Advantages of death in service

  • If you‘re on the payroll, you are guaranteed a death in service payment
  • It can provide peace of mind and financial security for loved ones should you die
  • The cash lump sum paid out by your employer is tax-free
  • You don’t have to pay a monthly or annual premium for cover as your employer pays it for you
  • There’s usually no need for medical underwriting, and your company’s HR department will do all the paperwork.

Disadvantages of death in service

  • The payout from a death in service benefit tends to be smaller than that of a life insurance policy
  • Payouts are linked to your salary, not how much money your family might need in your absence
  • Sometimes the cash sum will be paid into a discretionary trust, meaning you will not necessarily have a say in who the money gets paid to
  • Not all companies offer death in service benefit
  • Some employers only offer it if you’re a member of their pension scheme - if not, you’re not eligible
  • If the company goes into administration or you move jobs, you lose this benefit and won’t get a pay out.

Is death in service the same as life insurance?

No. If you have death in service benefit from your employer, it’s understandable to question whether you really need a separate life insurance policy.
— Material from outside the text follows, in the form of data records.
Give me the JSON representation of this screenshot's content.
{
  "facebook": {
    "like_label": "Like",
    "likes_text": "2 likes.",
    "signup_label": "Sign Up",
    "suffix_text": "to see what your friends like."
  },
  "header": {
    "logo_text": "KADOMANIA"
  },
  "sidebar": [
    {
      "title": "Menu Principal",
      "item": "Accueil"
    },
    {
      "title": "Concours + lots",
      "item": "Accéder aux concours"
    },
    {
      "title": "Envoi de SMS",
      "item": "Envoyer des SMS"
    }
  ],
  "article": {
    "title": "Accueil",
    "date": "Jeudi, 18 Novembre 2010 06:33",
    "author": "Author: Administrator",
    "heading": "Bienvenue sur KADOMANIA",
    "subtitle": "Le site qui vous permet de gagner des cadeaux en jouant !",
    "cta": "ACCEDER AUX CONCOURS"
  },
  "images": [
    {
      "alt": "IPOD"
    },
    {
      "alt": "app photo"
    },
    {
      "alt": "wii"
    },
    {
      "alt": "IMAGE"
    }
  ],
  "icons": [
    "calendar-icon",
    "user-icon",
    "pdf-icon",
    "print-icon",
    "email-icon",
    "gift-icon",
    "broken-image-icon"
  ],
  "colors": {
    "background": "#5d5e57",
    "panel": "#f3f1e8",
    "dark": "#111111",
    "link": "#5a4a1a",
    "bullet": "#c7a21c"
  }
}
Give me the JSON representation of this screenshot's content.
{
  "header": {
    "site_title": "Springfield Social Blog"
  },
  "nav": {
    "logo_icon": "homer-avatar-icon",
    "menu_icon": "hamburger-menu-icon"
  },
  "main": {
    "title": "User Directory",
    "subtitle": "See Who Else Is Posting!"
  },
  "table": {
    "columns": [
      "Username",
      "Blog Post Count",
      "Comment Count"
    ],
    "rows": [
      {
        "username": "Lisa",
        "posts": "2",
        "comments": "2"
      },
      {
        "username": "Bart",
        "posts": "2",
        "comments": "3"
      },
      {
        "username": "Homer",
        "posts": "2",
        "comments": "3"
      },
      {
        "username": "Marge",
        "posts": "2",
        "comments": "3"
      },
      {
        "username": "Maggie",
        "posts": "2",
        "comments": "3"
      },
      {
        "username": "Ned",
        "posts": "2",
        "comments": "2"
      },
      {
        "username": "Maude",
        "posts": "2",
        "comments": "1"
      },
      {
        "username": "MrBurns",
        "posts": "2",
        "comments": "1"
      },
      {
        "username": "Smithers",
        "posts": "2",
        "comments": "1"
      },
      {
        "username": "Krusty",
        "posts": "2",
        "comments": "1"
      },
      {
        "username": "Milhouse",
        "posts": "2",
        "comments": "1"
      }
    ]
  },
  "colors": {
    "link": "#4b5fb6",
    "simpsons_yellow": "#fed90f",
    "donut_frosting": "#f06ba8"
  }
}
Most people who have death in service as an employee benefit will benefit from having life insurance too.

Death in service is a useful benefit, but it may not protect your loved ones in the same way life insurance does.

For example, even if you have a generous employer, the payout from the death in service cover may not be enough to pay off your mortgage in its entirety. And even if it does, it may leave your loved ones with only a small amount left over to cover the various other costs they will have to deal with after you die - from your funeral, to getting by without your regular income.
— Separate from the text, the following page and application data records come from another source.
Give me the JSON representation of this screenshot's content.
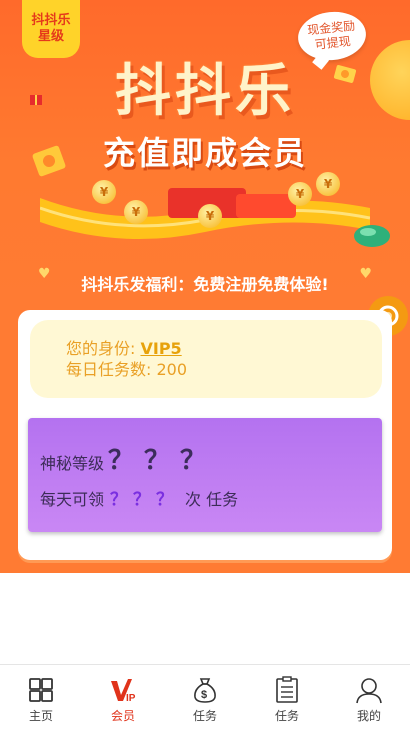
{
  "banner": {
    "corner_badge": [
      "抖抖乐",
      "星级"
    ],
    "bubble": [
      "现金奖励",
      "可提现"
    ],
    "title_main": "抖抖乐",
    "title_sub": "充值即成会员",
    "slogan": "抖抖乐发福利：免费注册免费体验!",
    "coin_symbol": "¥"
  },
  "identity": {
    "label": "您的身份: ",
    "vip": "VIP5",
    "tasks_label": "每日任务数: ",
    "tasks_value": "200"
  },
  "mystery_level": {
    "title": "神秘等级",
    "title_q": "？？？",
    "line_prefix": "每天可领",
    "line_q": "？？？",
    "line_suffix": "次 任务"
  },
  "tabbar": [
    {
      "label": "主页",
      "icon": "home-grid-icon"
    },
    {
      "label": "会员",
      "icon": "vip-icon",
      "active": true
    },
    {
      "label": "任务",
      "icon": "money-bag-icon"
    },
    {
      "label": "任务",
      "icon": "clipboard-icon"
    },
    {
      "label": "我的",
      "icon": "user-icon"
    }
  ],
  "colors": {
    "banner_orange": "#ff6a2b",
    "page_orange": "#ff7b33",
    "identity_bg": "#fff8d4",
    "identity_text": "#e9a026",
    "level_purple": "#b472f0",
    "tab_active": "#e0331b"
  }
}
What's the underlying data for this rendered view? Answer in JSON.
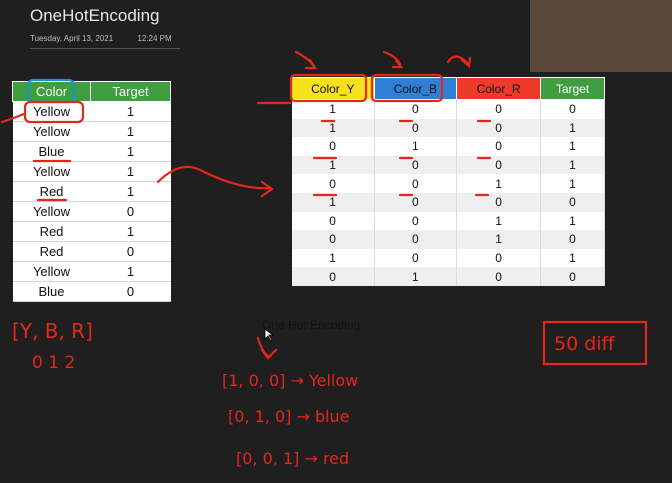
{
  "page": {
    "title": "OneHotEncoding",
    "date": "Tuesday, April 13, 2021",
    "time": "12:24 PM"
  },
  "table1": {
    "headers": [
      "Color",
      "Target"
    ],
    "rows": [
      [
        "Yellow",
        "1"
      ],
      [
        "Yellow",
        "1"
      ],
      [
        "Blue",
        "1"
      ],
      [
        "Yellow",
        "1"
      ],
      [
        "Red",
        "1"
      ],
      [
        "Yellow",
        "0"
      ],
      [
        "Red",
        "1"
      ],
      [
        "Red",
        "0"
      ],
      [
        "Yellow",
        "1"
      ],
      [
        "Blue",
        "0"
      ]
    ]
  },
  "table2": {
    "headers": [
      "Color_Y",
      "Color_B",
      "Color_R",
      "Target"
    ],
    "rows": [
      [
        "1",
        "0",
        "0",
        "0"
      ],
      [
        "1",
        "0",
        "0",
        "1"
      ],
      [
        "0",
        "1",
        "0",
        "1"
      ],
      [
        "1",
        "0",
        "0",
        "1"
      ],
      [
        "0",
        "0",
        "1",
        "1"
      ],
      [
        "1",
        "0",
        "0",
        "0"
      ],
      [
        "0",
        "0",
        "1",
        "1"
      ],
      [
        "0",
        "0",
        "1",
        "0"
      ],
      [
        "1",
        "0",
        "0",
        "1"
      ],
      [
        "0",
        "1",
        "0",
        "0"
      ]
    ]
  },
  "caption": "One Hot Encoding",
  "annotations": {
    "categories": "[Y, B, R]",
    "codes": "0   1   2",
    "enc_yellow": "[1, 0, 0] → Yellow",
    "enc_blue": "[0, 1, 0] → blue",
    "enc_red": "[0, 0, 1] → red",
    "note": "50 diff"
  },
  "colors": {
    "ink": "#e4261d",
    "green": "#3f9e3f",
    "yellow": "#f7e11c",
    "blue": "#2f7fd6",
    "red": "#ee3a2a"
  }
}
In addition, you will only qualify for death in service while you are employed by the company, and very few people stay in the same job for their entire working lives. If the company goes bust, you change jobs, or leave to set up as self-employed, you’ll lose this benefit. Don’t assume that any new employer will offer death in service, as not all companies do.

Having a dedicated life insurance policy protects you against these changes, ensuring that your loved ones have some financial protection in all eventualities should you die. Any death in service payout can then be viewed as a bonus.
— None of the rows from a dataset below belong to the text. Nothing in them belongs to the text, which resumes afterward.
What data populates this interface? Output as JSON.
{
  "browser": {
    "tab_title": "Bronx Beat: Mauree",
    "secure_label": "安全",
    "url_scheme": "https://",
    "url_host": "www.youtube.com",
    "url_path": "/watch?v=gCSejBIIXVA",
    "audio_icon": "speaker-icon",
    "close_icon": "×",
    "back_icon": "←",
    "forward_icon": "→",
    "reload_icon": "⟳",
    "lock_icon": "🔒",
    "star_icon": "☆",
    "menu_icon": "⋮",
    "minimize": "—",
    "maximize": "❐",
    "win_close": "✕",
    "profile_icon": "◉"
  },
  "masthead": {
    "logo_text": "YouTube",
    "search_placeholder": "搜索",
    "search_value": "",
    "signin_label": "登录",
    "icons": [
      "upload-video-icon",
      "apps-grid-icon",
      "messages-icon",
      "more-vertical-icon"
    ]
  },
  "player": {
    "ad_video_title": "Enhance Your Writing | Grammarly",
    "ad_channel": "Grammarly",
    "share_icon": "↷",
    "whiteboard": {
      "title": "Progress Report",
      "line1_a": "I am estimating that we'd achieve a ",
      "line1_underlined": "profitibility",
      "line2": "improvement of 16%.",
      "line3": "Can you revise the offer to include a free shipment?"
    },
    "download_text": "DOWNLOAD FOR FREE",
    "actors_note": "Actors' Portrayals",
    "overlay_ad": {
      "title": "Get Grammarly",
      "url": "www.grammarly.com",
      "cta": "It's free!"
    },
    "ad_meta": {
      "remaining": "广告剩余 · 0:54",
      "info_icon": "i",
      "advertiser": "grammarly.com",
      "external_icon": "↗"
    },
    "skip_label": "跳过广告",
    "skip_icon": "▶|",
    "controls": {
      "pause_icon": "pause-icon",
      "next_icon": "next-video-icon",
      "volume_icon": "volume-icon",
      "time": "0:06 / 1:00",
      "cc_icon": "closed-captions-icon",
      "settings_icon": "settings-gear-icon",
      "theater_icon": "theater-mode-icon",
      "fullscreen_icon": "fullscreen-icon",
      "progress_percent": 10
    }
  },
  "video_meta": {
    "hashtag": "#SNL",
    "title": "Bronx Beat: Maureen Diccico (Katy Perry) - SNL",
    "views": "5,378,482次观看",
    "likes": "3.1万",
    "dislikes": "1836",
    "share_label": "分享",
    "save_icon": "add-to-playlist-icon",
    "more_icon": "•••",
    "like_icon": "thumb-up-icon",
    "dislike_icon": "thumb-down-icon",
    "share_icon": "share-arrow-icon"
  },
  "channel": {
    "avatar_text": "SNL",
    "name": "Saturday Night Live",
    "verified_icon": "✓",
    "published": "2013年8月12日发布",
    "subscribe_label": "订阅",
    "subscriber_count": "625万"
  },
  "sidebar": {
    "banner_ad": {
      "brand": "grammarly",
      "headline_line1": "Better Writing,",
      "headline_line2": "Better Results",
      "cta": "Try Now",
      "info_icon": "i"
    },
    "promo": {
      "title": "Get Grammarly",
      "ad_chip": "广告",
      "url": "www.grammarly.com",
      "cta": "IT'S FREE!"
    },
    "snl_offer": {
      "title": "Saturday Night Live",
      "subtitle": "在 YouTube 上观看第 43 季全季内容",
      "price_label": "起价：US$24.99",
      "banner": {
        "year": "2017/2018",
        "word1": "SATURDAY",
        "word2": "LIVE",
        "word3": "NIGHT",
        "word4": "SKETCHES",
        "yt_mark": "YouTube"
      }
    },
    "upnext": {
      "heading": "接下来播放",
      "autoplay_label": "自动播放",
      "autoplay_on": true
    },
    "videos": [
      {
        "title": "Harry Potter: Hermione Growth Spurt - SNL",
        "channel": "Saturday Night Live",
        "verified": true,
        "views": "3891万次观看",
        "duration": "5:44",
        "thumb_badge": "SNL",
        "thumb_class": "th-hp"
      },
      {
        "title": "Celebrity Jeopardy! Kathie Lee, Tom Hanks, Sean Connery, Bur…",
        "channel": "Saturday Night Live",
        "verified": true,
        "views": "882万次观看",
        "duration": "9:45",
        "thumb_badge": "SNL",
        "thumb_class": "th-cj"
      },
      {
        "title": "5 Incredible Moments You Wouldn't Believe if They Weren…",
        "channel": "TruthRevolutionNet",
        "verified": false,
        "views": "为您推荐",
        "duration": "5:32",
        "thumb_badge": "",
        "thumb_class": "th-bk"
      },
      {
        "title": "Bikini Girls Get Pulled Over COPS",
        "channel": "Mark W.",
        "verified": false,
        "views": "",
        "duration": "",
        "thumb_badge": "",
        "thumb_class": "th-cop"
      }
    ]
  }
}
One option, if your income falls, and before cancelling an existing life insurance policy altogether, is to effectively ‘top up’ your death in service cover by taking out a smaller amount of life insurance than you would have done if you were relying on life insurance alone. However, if you can’t afford life insurance, death in service is certainly better than no cover at all.

Is life insurance better than death in service benefit?

Specific life insurance policies have significant benefits over death in service cover. One key difference between death in service cover and a traditional life insurance policy is the way that it interacts with your mortgage.

With a life insurance policy, you can specifically request that it be used to first pay off your mortgage, before the remainder goes to your loved ones. This is important as it means that what is likely the biggest debt for your loved ones to worry about, is entirely taken care of immediately.

You can’t do this with death in service cover. So, while your loved ones may use the money to pay the mortgage off, there’s no guarantee that they will, which might lead to further financial issues down the line.

Frequently asked death in service questions

No. It’s not a legal requirement, but rather an added extra, so not all employers offer it.

No. A death in service payout is a cash lump sum that is not taxed.

Death in service payouts differ between individuals and companies as they’re calculated as a multiple of your annual salary.

No. However, if you don’t nominate a beneficiary, a lump sum will be paid to your personal representative(s). This is the person or people who look after your financial matters after your death.